Some of the provisions in the new law covering reporting of the family courts are potential overkill, according to a judge.
The provisions detailed in Part II of the Children, Schools and Families Act 2010 passed in the wash-up period before the General Election have yet to be brought into force, however they brought a stern warning from Judge Patrick Moloney.
“I expect it was intended as a liberalising measure, but it has attracted flak from both sides,” he told delegates at the IBC-Reed Smith Protecting the Media conference.
The Ministry of Justice had recently said that it would be examining the provisions closely before taking any decision on their implementation.
The provisions posed problems, and could cause the media real difficulties, restricting reporting of family cases even more than the law does at present, the conference was told.
Moloney said: “Just to introduce a sort of frisson of fear in those of you who work in this field, let me give you one example of the bits of that, if they come in, will be less liberal and will pose a real threat to media reporting of these cases as we are at present used to it.
“You will recall that the old rules, particularly section 39 of the Children and Young Persons Act 1933, effectively provide that children are not to be identified, and their schools and addresses are not to be identified, as is anything else which will tend to identify them.
“The new Act, in the way of modern legislation, is a little more specific.
“It says you are not to give the name of the individual – it is mainly directed at children but could also be parents and other people – the name of the children, their title, pseudonym or alias, their address or locality, their appearance, their style of dress, their employment, their relationship with particular relatives, friends or acquaintances, their recreational interests, political, philosophical or religious beliefs, their property, real or personal.”
He went on: “So, as you appreciate, you’re not to publish the political or philosophical views of a person even if they are otherwise unidentifiable.
“Apparently, this is to stop those features that we frequently see – stressed mother tells tale of how children were taken by social workers – which gives a fairly detailed account and says at the end that names and details have been changed.
“Potentially, if any of the facts in it are true, you might be in contempt, even if there cannot be identification, I suppose because the fact is that the more of these details you give the more likely it is that there really will be identification.
“That’s an example of potential overkill, I think one might say.
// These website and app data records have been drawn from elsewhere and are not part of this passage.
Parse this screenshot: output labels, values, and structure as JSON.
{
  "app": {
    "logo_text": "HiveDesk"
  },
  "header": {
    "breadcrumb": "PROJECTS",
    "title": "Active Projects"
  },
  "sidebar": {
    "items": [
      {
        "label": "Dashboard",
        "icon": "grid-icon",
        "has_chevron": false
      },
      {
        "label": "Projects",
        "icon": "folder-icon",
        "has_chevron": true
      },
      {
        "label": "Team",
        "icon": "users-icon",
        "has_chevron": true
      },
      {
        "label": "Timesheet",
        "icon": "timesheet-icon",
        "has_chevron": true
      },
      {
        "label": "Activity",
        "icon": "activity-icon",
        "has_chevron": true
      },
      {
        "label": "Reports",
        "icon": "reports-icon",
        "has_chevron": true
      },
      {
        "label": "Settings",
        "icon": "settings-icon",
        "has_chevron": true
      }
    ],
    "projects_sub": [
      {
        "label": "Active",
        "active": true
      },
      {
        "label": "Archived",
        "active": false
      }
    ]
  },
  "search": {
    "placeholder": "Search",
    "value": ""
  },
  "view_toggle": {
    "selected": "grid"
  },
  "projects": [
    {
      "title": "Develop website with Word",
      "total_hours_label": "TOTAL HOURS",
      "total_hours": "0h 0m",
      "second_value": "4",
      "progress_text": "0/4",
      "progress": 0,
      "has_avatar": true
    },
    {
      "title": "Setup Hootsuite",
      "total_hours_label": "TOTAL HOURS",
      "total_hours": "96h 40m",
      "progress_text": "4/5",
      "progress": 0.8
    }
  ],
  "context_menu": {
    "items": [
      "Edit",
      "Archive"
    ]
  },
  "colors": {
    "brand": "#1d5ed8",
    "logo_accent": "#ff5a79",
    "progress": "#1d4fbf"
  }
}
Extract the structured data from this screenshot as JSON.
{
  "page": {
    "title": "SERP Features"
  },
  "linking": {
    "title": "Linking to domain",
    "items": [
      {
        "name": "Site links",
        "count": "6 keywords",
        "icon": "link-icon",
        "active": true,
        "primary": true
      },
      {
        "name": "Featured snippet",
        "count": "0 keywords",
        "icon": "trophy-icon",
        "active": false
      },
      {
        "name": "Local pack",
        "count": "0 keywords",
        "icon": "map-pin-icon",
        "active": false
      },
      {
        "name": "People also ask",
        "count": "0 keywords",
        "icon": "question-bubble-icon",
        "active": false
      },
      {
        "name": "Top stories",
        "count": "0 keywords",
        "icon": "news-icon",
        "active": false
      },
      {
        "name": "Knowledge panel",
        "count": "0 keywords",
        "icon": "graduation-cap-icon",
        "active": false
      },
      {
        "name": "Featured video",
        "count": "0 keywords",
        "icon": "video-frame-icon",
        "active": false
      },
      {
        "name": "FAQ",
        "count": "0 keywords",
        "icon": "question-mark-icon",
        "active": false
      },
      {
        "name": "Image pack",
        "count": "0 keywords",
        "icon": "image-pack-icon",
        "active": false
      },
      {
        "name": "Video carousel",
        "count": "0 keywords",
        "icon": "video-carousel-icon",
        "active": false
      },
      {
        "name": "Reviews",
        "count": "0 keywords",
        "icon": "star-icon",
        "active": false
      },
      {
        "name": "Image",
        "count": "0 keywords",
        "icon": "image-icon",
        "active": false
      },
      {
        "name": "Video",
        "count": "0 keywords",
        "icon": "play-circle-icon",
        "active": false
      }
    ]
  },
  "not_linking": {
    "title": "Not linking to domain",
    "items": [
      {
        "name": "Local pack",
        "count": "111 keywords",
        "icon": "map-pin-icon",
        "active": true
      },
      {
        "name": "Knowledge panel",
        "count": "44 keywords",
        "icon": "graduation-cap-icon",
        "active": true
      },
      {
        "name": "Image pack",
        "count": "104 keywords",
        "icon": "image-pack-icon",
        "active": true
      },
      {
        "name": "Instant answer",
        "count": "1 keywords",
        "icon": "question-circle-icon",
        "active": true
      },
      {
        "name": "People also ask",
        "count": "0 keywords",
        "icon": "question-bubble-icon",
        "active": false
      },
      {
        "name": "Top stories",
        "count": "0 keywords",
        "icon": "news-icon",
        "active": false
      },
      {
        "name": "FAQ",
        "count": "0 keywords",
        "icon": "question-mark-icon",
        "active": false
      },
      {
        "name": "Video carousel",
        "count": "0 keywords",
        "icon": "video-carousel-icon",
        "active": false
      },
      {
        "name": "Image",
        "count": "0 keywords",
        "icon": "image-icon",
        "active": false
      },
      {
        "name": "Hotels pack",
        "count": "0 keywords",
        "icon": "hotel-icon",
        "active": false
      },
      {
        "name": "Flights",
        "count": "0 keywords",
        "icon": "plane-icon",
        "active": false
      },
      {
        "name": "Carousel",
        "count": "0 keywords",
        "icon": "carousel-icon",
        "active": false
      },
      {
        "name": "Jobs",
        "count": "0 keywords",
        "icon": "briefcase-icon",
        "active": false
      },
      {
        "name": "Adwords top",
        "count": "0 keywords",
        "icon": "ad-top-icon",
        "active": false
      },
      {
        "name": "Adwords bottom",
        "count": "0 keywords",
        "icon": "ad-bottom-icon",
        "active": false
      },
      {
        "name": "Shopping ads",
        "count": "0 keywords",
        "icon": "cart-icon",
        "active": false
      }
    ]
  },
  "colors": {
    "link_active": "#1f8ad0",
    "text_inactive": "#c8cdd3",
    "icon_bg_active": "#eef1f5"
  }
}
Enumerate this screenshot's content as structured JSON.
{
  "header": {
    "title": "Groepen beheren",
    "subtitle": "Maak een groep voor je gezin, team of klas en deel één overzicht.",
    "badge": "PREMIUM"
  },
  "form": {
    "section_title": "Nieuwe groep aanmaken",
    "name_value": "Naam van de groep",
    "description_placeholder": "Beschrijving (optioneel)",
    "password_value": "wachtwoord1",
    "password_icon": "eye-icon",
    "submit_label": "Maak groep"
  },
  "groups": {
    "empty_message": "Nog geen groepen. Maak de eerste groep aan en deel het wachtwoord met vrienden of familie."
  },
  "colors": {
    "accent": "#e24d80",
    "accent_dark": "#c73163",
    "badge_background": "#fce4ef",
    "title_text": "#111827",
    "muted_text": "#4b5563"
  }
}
“At the moment the main thing I am going to say about this is that there is no need to worry about this at present, but keep an eye on it because if it comes into force those of you who are involved with media organisations are going to need to run some training courses pretty fast.”